2. Act for Service Secretaries, except for parole considerations for prisoners in FBOP facilities which are decided by U.S. Parole Commission.
B. Clemency Eligibility.
1. Clemency is an action taken to remit or suspend the unexecuted part of a court-martial sentence, upgrade a discharge, or restore an individual convicted at CM. Death sentence cases are not eligible for review by boards, unless sentence commuted to a lesser punishment. See AR 15-130, para. 3-1d(6).
2. Review timelines are as follows:
Sentence is 12 months – 10 yrs
NLT 9 months after confined
Sentence is 10-20 years
NLT 24 months after confined
Sentence is 20-30 years
NLT 3 years after confined
Sentence greater than 30 years
NLT 10 years after confined (for offenses after 16 Jan 2000)
Life w/o parole
NET 20 years after confined (requires Service Secretary Approval)
After Initial Review
12 months to 20 years
After 3 years
30 years to Life w/o parole
After 10 years
Life w/o parole
Every 3 years after 20 years of confinement (requires Service Secretary Approval)
C. Parole Eligibility.
1. Parole is the early release of a prisoner. Must have sentence of at least twelve (12) months confinement and a punitive discharge. Once considered, inmate will be considered annually by service board unless transferred to FBOP. Inmate may waive parole consideration.
a) 12 months - 30 years 1/3 of sentence, but NET < 6 mos.
b) 30 years to life 10 years
c) Life 20 years (if offense occurred after 16 Jan 2000)
d) Death or Life w/o parole Not eligible
1. Nature and circumstances of offenses.
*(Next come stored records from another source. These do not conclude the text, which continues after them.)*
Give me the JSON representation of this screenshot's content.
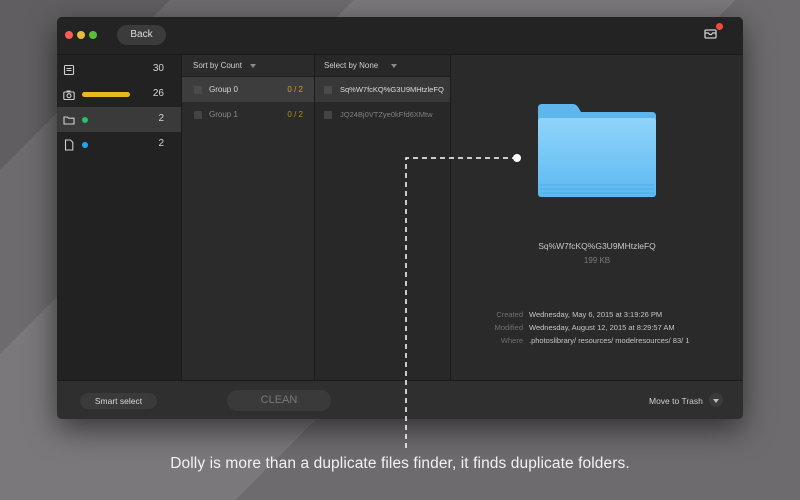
{
  "window": {
    "back_label": "Back",
    "tray_icon": "tray-icon",
    "badge_color": "#f04a3c"
  },
  "sidebar": {
    "items": [
      {
        "icon": "album-icon",
        "count": "30"
      },
      {
        "icon": "camera-icon",
        "count": "26",
        "accent": "#e6b923"
      },
      {
        "icon": "folder-icon",
        "count": "2",
        "accent": "#2bc16b",
        "selected": true
      },
      {
        "icon": "document-icon",
        "count": "2",
        "accent": "#1ea7f2"
      }
    ]
  },
  "groups": {
    "sort_label": "Sort by Count",
    "rows": [
      {
        "name": "Group 0",
        "ratio": "0 / 2",
        "selected": true
      },
      {
        "name": "Group 1",
        "ratio": "0 / 2",
        "selected": false
      }
    ]
  },
  "files": {
    "select_label": "Select by None",
    "rows": [
      {
        "name": "Sq%W7fcKQ%G3U9MHtzleFQ",
        "selected": true
      },
      {
        "name": "JQ24Bj0VTZye0kFfd6XMtw",
        "selected": false
      }
    ]
  },
  "detail": {
    "name": "Sq%W7fcKQ%G3U9MHtzleFQ",
    "size": "199  KB",
    "created_label": "Created",
    "created_value": "Wednesday, May 6, 2015 at 3:19:26 PM",
    "modified_label": "Modified",
    "modified_value": "Wednesday, August 12, 2015 at 8:29:57 AM",
    "where_label": "Where",
    "where_value": ".photoslibrary/ resources/ modelresources/ 83/ 1"
  },
  "bottom": {
    "smart_select_label": "Smart select",
    "clean_label": "CLEAN",
    "trash_label": "Move to Trash"
  },
  "caption": "Dolly is more than a duplicate files finder, it finds duplicate folders."
}
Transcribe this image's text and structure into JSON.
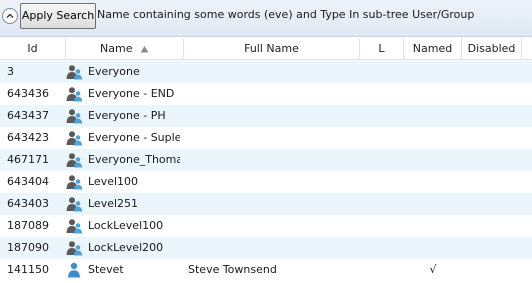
{
  "search": {
    "apply_label": "Apply Search",
    "criteria_text": "Name containing some words (eve) and Type In sub-tree User/Group"
  },
  "columns": {
    "id": "Id",
    "name": "Name",
    "full_name": "Full Name",
    "l": "L",
    "named": "Named",
    "disabled": "Disabled"
  },
  "sort": {
    "column": "Name",
    "direction": "ascending"
  },
  "rows": [
    {
      "id": "3",
      "type": "group",
      "name": "Everyone",
      "full_name": "",
      "named": ""
    },
    {
      "id": "643436",
      "type": "group",
      "name": "Everyone - END",
      "full_name": "",
      "named": ""
    },
    {
      "id": "643437",
      "type": "group",
      "name": "Everyone - PH",
      "full_name": "",
      "named": ""
    },
    {
      "id": "643423",
      "type": "group",
      "name": "Everyone - Suple",
      "full_name": "",
      "named": ""
    },
    {
      "id": "467171",
      "type": "group",
      "name": "Everyone_Thoma",
      "full_name": "",
      "named": ""
    },
    {
      "id": "643404",
      "type": "group",
      "name": "Level100",
      "full_name": "",
      "named": ""
    },
    {
      "id": "643403",
      "type": "group",
      "name": "Level251",
      "full_name": "",
      "named": ""
    },
    {
      "id": "187089",
      "type": "group",
      "name": "LockLevel100",
      "full_name": "",
      "named": ""
    },
    {
      "id": "187090",
      "type": "group",
      "name": "LockLevel200",
      "full_name": "",
      "named": ""
    },
    {
      "id": "141150",
      "type": "user",
      "name": "Stevet",
      "full_name": "Steve Townsend",
      "named": "√"
    }
  ],
  "icons": {
    "collapse": "chevron-up-icon",
    "sort": "sort-ascending-icon",
    "group": "group-icon",
    "user": "user-icon"
  },
  "colors": {
    "row_alt": "#ebf5fc",
    "toolbar_top": "#eef3f9",
    "toolbar_bottom": "#dfe8f3",
    "user_icon": "#3a8fd0",
    "group_icon_dark": "#5a5a5a",
    "group_icon_light": "#4aa3de"
  }
}
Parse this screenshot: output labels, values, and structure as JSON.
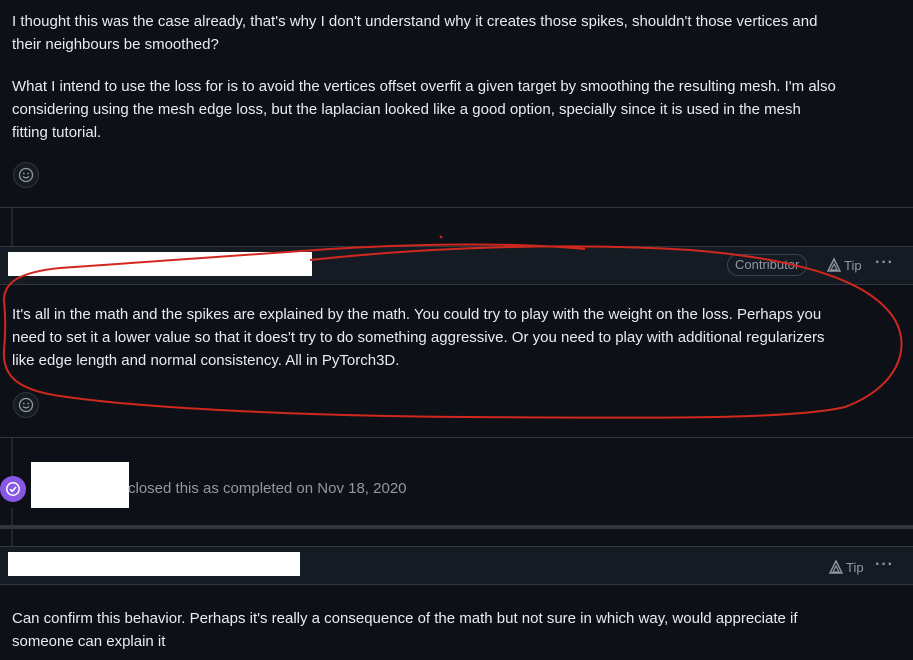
{
  "comment1": {
    "line1": "I thought this was the case already, that's why I don't understand why it creates those spikes, shouldn't those vertices and",
    "line2": "their neighbours be smoothed?",
    "para2_line1": "What I intend to use the loss for is to avoid the vertices offset overfit a given target by smoothing the resulting mesh. I'm also",
    "para2_line2": "considering using the mesh edge loss, but the laplacian looked like a good option, specially since it is used in the mesh",
    "para2_line3": "fitting tutorial."
  },
  "comment2": {
    "badge": "Contributor",
    "tip_label": "Tip",
    "more_label": "···",
    "line1": "It's all in the math and the spikes are explained by the math. You could try to play with the weight on the loss. Perhaps you",
    "line2": "need to set it a lower value so that it does't try to do something aggressive. Or you need to play with additional regularizers",
    "line3": "like edge length and normal consistency. All in PyTorch3D."
  },
  "event": {
    "text": "closed this as completed on Nov 18, 2020",
    "icon_color": "#8957e5"
  },
  "comment3": {
    "tip_label": "Tip",
    "more_label": "···",
    "line1": "Can confirm this behavior. Perhaps it's really a consequence of the math but not sure in which way, would appreciate if",
    "line2": "someone can explain it"
  },
  "colors": {
    "background": "#0d1117",
    "annotation_red": "#d0281e"
  }
}
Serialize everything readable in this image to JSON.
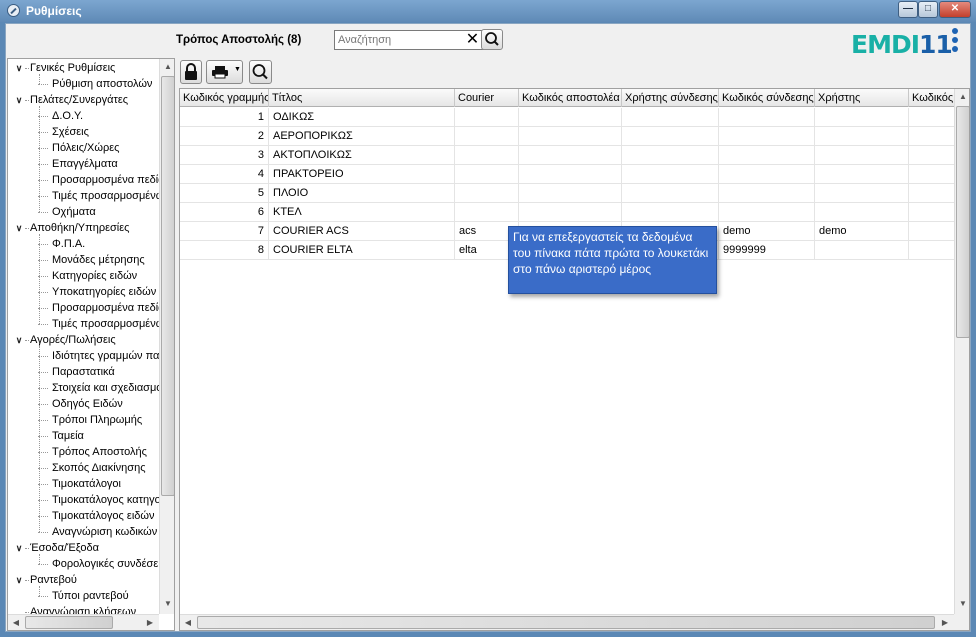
{
  "window": {
    "title": "Ρυθμίσεις"
  },
  "header": {
    "section_title": "Τρόπος Αποστολής (8)",
    "search_placeholder": "Αναζήτηση",
    "logo_part1": "EMDI",
    "logo_part2": "11"
  },
  "tree": {
    "items": [
      {
        "label": "Γενικές Ρυθμίσεις",
        "level": 0
      },
      {
        "label": "Ρύθμιση αποστολών",
        "level": 1
      },
      {
        "label": "Πελάτες/Συνεργάτες",
        "level": 0
      },
      {
        "label": "Δ.Ο.Υ.",
        "level": 1
      },
      {
        "label": "Σχέσεις",
        "level": 1
      },
      {
        "label": "Πόλεις/Χώρες",
        "level": 1
      },
      {
        "label": "Επαγγέλματα",
        "level": 1
      },
      {
        "label": "Προσαρμοσμένα πεδία",
        "level": 1
      },
      {
        "label": "Τιμές προσαρμοσμένων",
        "level": 1
      },
      {
        "label": "Οχήματα",
        "level": 1
      },
      {
        "label": "Αποθήκη/Υπηρεσίες",
        "level": 0
      },
      {
        "label": "Φ.Π.Α.",
        "level": 1
      },
      {
        "label": "Μονάδες μέτρησης",
        "level": 1
      },
      {
        "label": "Κατηγορίες ειδών",
        "level": 1
      },
      {
        "label": "Υποκατηγορίες ειδών",
        "level": 1
      },
      {
        "label": "Προσαρμοσμένα πεδία",
        "level": 1
      },
      {
        "label": "Τιμές προσαρμοσμένων",
        "level": 1
      },
      {
        "label": "Αγορές/Πωλήσεις",
        "level": 0
      },
      {
        "label": "Ιδιότητες γραμμών παραστατικών",
        "level": 1
      },
      {
        "label": "Παραστατικά",
        "level": 1
      },
      {
        "label": "Στοιχεία και σχεδιασμός",
        "level": 1
      },
      {
        "label": "Οδηγός Ειδών",
        "level": 1
      },
      {
        "label": "Τρόποι Πληρωμής",
        "level": 1
      },
      {
        "label": "Ταμεία",
        "level": 1
      },
      {
        "label": "Τρόπος Αποστολής",
        "level": 1
      },
      {
        "label": "Σκοπός Διακίνησης",
        "level": 1
      },
      {
        "label": "Τιμοκατάλογοι",
        "level": 1
      },
      {
        "label": "Τιμοκατάλογος κατηγοριών",
        "level": 1
      },
      {
        "label": "Τιμοκατάλογος ειδών",
        "level": 1
      },
      {
        "label": "Αναγνώριση κωδικών",
        "level": 1
      },
      {
        "label": "Έσοδα/Έξοδα",
        "level": 0
      },
      {
        "label": "Φορολογικές συνδέσεις",
        "level": 1
      },
      {
        "label": "Ραντεβού",
        "level": 0
      },
      {
        "label": "Τύποι ραντεβού",
        "level": 1
      },
      {
        "label": "Αναγνώριση κλήσεων",
        "level": 0
      }
    ]
  },
  "grid": {
    "columns": [
      "Κωδικός γραμμής",
      "Τίτλος",
      "Courier",
      "Κωδικός αποστολέα",
      "Χρήστης σύνδεσης",
      "Κωδικός σύνδεσης",
      "Χρήστης",
      "Κωδικός"
    ],
    "rows": [
      [
        "1",
        "ΟΔΙΚΩΣ",
        "",
        "",
        "",
        "",
        "",
        ""
      ],
      [
        "2",
        "ΑΕΡΟΠΟΡΙΚΩΣ",
        "",
        "",
        "",
        "",
        "",
        ""
      ],
      [
        "3",
        "ΑΚΤΟΠΛΟΙΚΩΣ",
        "",
        "",
        "",
        "",
        "",
        ""
      ],
      [
        "4",
        "ΠΡΑΚΤΟΡΕΙΟ",
        "",
        "",
        "",
        "",
        "",
        ""
      ],
      [
        "5",
        "ΠΛΟΙΟ",
        "",
        "",
        "",
        "",
        "",
        ""
      ],
      [
        "6",
        "ΚΤΕΛ",
        "",
        "",
        "",
        "",
        "",
        ""
      ],
      [
        "7",
        "COURIER ACS",
        "acs",
        "",
        "",
        "demo",
        "demo",
        ""
      ],
      [
        "8",
        "COURIER ELTA",
        "elta",
        "",
        "",
        "9999999",
        "",
        ""
      ]
    ]
  },
  "tooltip": {
    "text": "Για να επεξεργαστείς τα δεδομένα του πίνακα πάτα πρώτα το λουκετάκι στο πάνω αριστερό μέρος"
  },
  "colors": {
    "titlebar": "#6a96c3",
    "tooltip_bg": "#3a6cc8",
    "logo_teal": "#19b0a6",
    "logo_blue": "#1a5fa8"
  }
}
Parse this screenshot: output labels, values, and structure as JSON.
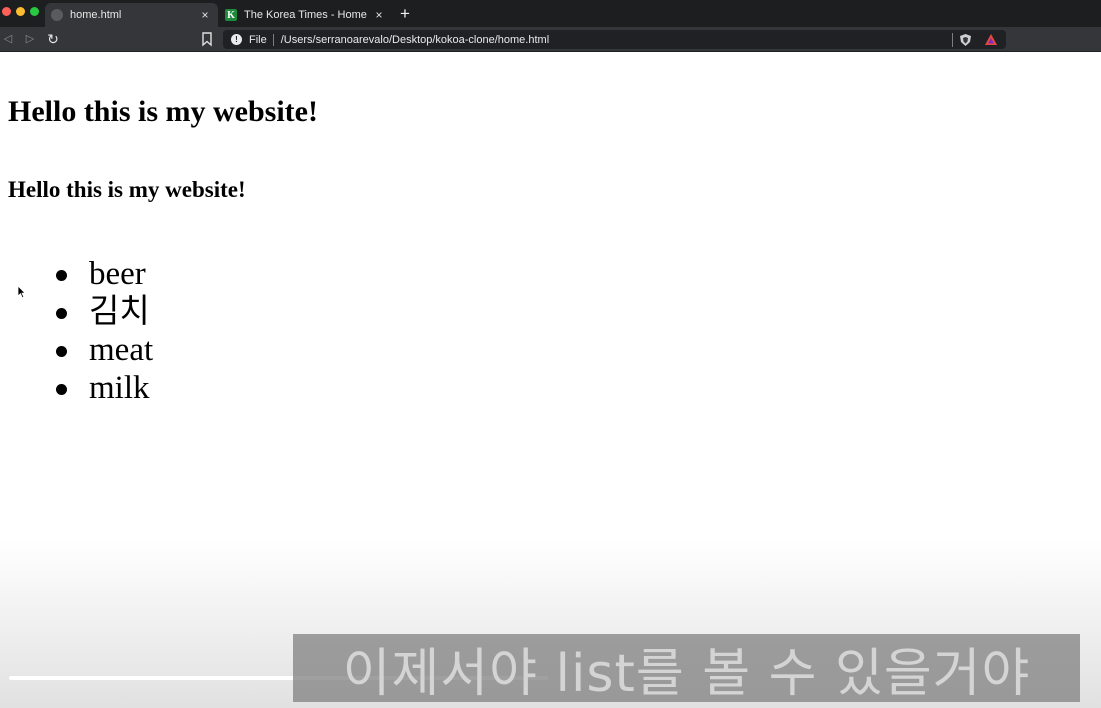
{
  "browser": {
    "tabs": [
      {
        "title": "home.html",
        "active": true
      },
      {
        "title": "The Korea Times - Home",
        "favicon_letter": "K",
        "active": false
      }
    ],
    "close_glyph": "×",
    "new_tab_glyph": "+",
    "address": {
      "scheme_label": "File",
      "url": "/Users/serranoarevalo/Desktop/kokoa-clone/home.html"
    },
    "accent_colors": {
      "close": "#fe5f57",
      "minimize": "#febc2e",
      "zoom": "#28c840",
      "korea_times": "#1e8a3c"
    }
  },
  "page": {
    "h1": "Hello this is my website!",
    "h3": "Hello this is my website!",
    "list": [
      "beer",
      "김치",
      "meat",
      "milk"
    ]
  },
  "video": {
    "caption": "이제서야 list를 볼 수 있을거야",
    "progress_percent": 49
  }
}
2. Civilian and military history.
3. Confinement record.
4. Personal characteristics, such as age, education, marital and family status, and psychological profile.
5. Victim impact.
6. Protection and welfare of society.
7. Need for good order and discipline.
8. Other matters as appropriate.
E. Conditions for parole release.
1. Prisoner must submit a parole plan and agree to abide by the plan.
2. The plan must include:
a) A statement of where the prisoner plans to reside and with whom.
b) Guaranteed employment, an offer of effective assistance to obtain employment, or acceptance in a valid educational or vocational program.
c) A requirement that the prisoner shall comply with State and local registration requirements in the location the prisoner plans to reside.
d) Other requirements such as a restitution plan, completion of a substance abuse treatment, participation in counseling or therapy programs, etc.
3. The Board may establish and subsequently modify conditions or release as it considers reasonable or appropriate.
4. Prisoners who accept parole waive all GCT and EGCT and serve parole till the expiration of their full sentence.
F. Parole supervision: Individuals released on parole are under the direct supervision of Federal probation officers.
G. Parole revocation.
1. Standard—violation of condition that warrants revocation.
2. Suspension of parole.
3. Preliminary interview.
4. Parole revocation hearing.
5. Forfeiture of credit for service of sentence on parole.
H. Additional Opportunities for Clemency.
1. Discharge Review Boards can review discharges not given by general courts-martial.
2. Boards for Correction of Military Records may grant clemency after Clemency & Parole Boards lose review authority; however, may not overturn conviction.
3. Presidential Pardons.
Army Review Boards Agency (ARBA) Web page: http://arba.army.pentagon.mil.